1-5. “ISJL – South Carolina Florence Encyclopedia.” 2022. Goldring/Woldenberg Institute of Southern Jewish Life. 2022.
6. “Our History – Beth Israel Congregation – Florence, SC.” 2017. Beth Israel Congregation – Florence, SC. November 6, 2017.
7. “ISJL – South Carolina Florence Encyclopedia.” 2022. Goldring/Woldenberg Institute of Southern Jewish Life. 2022.
8. “Our History – Beth Israel Congregation – Florence, SC.” 2017. Beth Israel Congregation – Florence, SC. November 6, 2017.
9-12. “ISJL – South Carolina Florence Encyclopedia.” 2022. Goldring/Woldenberg Institute of Southern Jewish Life. 2022.

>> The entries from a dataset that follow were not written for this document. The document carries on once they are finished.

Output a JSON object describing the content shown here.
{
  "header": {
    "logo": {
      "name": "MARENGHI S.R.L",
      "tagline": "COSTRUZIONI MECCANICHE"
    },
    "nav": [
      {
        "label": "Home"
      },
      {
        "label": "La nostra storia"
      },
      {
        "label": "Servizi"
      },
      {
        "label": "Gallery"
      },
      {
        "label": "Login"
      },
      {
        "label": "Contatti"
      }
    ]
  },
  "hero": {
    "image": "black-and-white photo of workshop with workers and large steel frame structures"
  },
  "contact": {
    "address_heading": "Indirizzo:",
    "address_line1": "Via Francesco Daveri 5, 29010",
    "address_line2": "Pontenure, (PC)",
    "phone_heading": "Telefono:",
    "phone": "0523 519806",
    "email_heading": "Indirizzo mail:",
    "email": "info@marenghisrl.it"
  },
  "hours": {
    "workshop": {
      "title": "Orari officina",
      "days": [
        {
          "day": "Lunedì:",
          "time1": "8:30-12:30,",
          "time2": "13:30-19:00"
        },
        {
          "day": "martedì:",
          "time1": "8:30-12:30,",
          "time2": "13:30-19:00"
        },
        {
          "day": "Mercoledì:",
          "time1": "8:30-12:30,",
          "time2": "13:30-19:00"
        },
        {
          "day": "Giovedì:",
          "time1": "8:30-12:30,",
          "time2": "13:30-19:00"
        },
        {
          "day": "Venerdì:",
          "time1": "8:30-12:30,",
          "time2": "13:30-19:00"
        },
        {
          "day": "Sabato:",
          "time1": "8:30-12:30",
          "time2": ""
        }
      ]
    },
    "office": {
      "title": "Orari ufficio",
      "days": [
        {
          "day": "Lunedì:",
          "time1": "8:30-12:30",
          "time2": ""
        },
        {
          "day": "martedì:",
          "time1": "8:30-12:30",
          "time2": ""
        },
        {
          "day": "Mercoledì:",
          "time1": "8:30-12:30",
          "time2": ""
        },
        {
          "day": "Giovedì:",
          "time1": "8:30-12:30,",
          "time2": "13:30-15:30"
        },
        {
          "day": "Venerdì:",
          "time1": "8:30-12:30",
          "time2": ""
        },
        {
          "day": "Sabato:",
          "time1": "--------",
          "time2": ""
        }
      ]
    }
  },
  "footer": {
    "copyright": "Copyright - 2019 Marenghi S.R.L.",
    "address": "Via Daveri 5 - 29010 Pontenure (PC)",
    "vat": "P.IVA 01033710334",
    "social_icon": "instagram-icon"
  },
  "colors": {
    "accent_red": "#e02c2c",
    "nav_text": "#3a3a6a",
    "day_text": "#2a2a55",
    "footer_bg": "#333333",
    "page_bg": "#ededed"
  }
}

13. “Our History – Beth Israel Congregation – Florence, SC.” 2017. Beth Israel Congregation – Florence, SC. November 6, 2017.
14-26. “ISJL – South Carolina Florence Encyclopedia.” 2022. Goldring/Woldenberg Institute of Southern Jewish Life. 2022..
27-28. “Our History – Beth Israel Congregation – Florence, SC.” 2017. Beth Israel Congregation – Florence, SC. November 6, 2017.
29-31. “ISJL – South Carolina Florence Encyclopedia.” 2022. Goldring/Woldenberg Institute of Southern Jewish Life. 2022.
32-37. “Our History – Beth Israel Congregation – Florence, SC.” 2017. Beth Israel Congregation – Florence, SC. November 6, 2017.
38. “ISJL – South Carolina Florence Encyclopedia.” 2022. Goldring/Woldenberg Institute of Southern Jewish Life. 2022.
39. “Our History – Beth Israel Congregation – Florence, SC.” 2017. Beth Israel Congregation – Florence, SC. November 6, 2017.
40-46. “ISJL – South Carolina Florence Encyclopedia.” 2022. Goldring/Woldenberg Institute of Southern Jewish Life. 2022.
47-54. “Our History – Beth Israel Congregation – Florence, SC.” 2017. Beth Israel Congregation – Florence, SC. November 6, 2017.
55. “ISJL – South Carolina Florence Encyclopedia.” 2022. Goldring/Woldenberg Institute of Southern Jewish Life. 2022.
56. “Our History – Beth Israel Congregation – Florence, SC.” 2017. Beth Israel Congregation – Florence, SC. November 6, 2017.
57-68. “Our History – Beth Israel Congregation – Florence, SC.” 2017. Beth Israel Congregation – Florence, SC. November 6, 2017.